**Task goal:** The records follow. Count the lines holding "Initiated" and give only the number.

**Task data:**
+++

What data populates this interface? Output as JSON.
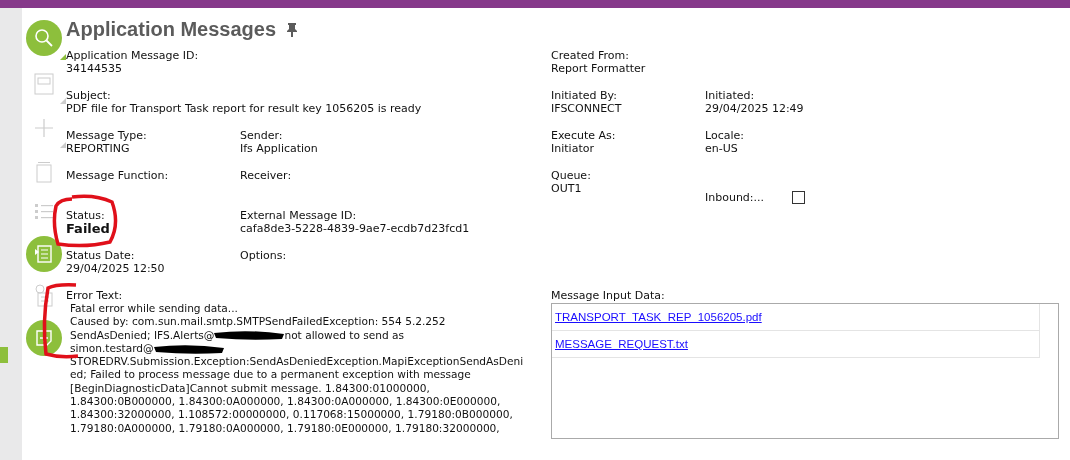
{
  "page": {
    "title": "Application Messages"
  },
  "left_rows": [
    [
      {
        "label": "Application Message ID:",
        "value": "34144535"
      }
    ],
    [
      {
        "label": "Subject:",
        "value": "PDF file for Transport Task report for result key 1056205 is ready"
      }
    ],
    [
      {
        "label": "Message Type:",
        "value": "REPORTING"
      },
      {
        "label": "Sender:",
        "value": "Ifs Application"
      }
    ],
    [
      {
        "label": "Message Function:"
      },
      {
        "label": "Receiver:"
      }
    ],
    [
      {
        "label": "Status:",
        "value": "Failed",
        "kind": "status"
      },
      {
        "label": "External Message ID:",
        "value": "cafa8de3-5228-4839-9ae7-ecdb7d23fcd1"
      }
    ],
    [
      {
        "label": "Status Date:",
        "value": "29/04/2025 12:50"
      },
      {
        "label": "Options:"
      }
    ]
  ],
  "right_rows": [
    [
      {
        "label": "Created From:",
        "value": "Report Formatter"
      }
    ],
    [
      {
        "label": "Initiated By:",
        "value": "IFSCONNECT"
      },
      {
        "label": "Initiated:",
        "value": "29/04/2025 12:49"
      }
    ],
    [
      {
        "label": "Execute As:",
        "value": "Initiator"
      },
      {
        "label": "Locale:",
        "value": "en-US"
      }
    ],
    [
      {
        "label": "Queue:",
        "value": "OUT1"
      },
      {
        "label": "Inbound:...",
        "kind": "checkbox",
        "checked": false
      }
    ]
  ],
  "error_text": {
    "label": "Error Text:",
    "lines": [
      {
        "text": "Fatal error while sending data..."
      },
      {
        "text": "Caused by: com.sun.mail.smtp.SMTPSendFailedException: 554 5.2.252"
      },
      {
        "text": "SendAsDenied; IFS.Alerts@",
        "redacted": true,
        "after": "not allowed to send as"
      },
      {
        "text": "simon.testard@",
        "redacted": true
      },
      {
        "text": "STOREDRV.Submission.Exception:SendAsDeniedException.MapiExceptionSendAsDeni"
      },
      {
        "text": "ed; Failed to process message due to a permanent exception with message"
      },
      {
        "text": "[BeginDiagnosticData]Cannot submit message. 1.84300:01000000,"
      },
      {
        "text": "1.84300:0B000000, 1.84300:0A000000, 1.84300:0A000000, 1.84300:0E000000,"
      },
      {
        "text": "1.84300:32000000, 1.108572:00000000, 0.117068:15000000, 1.79180:0B000000,"
      },
      {
        "text": "1.79180:0A000000, 1.79180:0A000000, 1.79180:0E000000, 1.79180:32000000,"
      }
    ]
  },
  "message_input_data": {
    "label": "Message Input Data:",
    "files": [
      "TRANSPORT_TASK_REP_1056205.pdf",
      "MESSAGE_REQUEST.txt"
    ]
  }
}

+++

**Written reply:** 2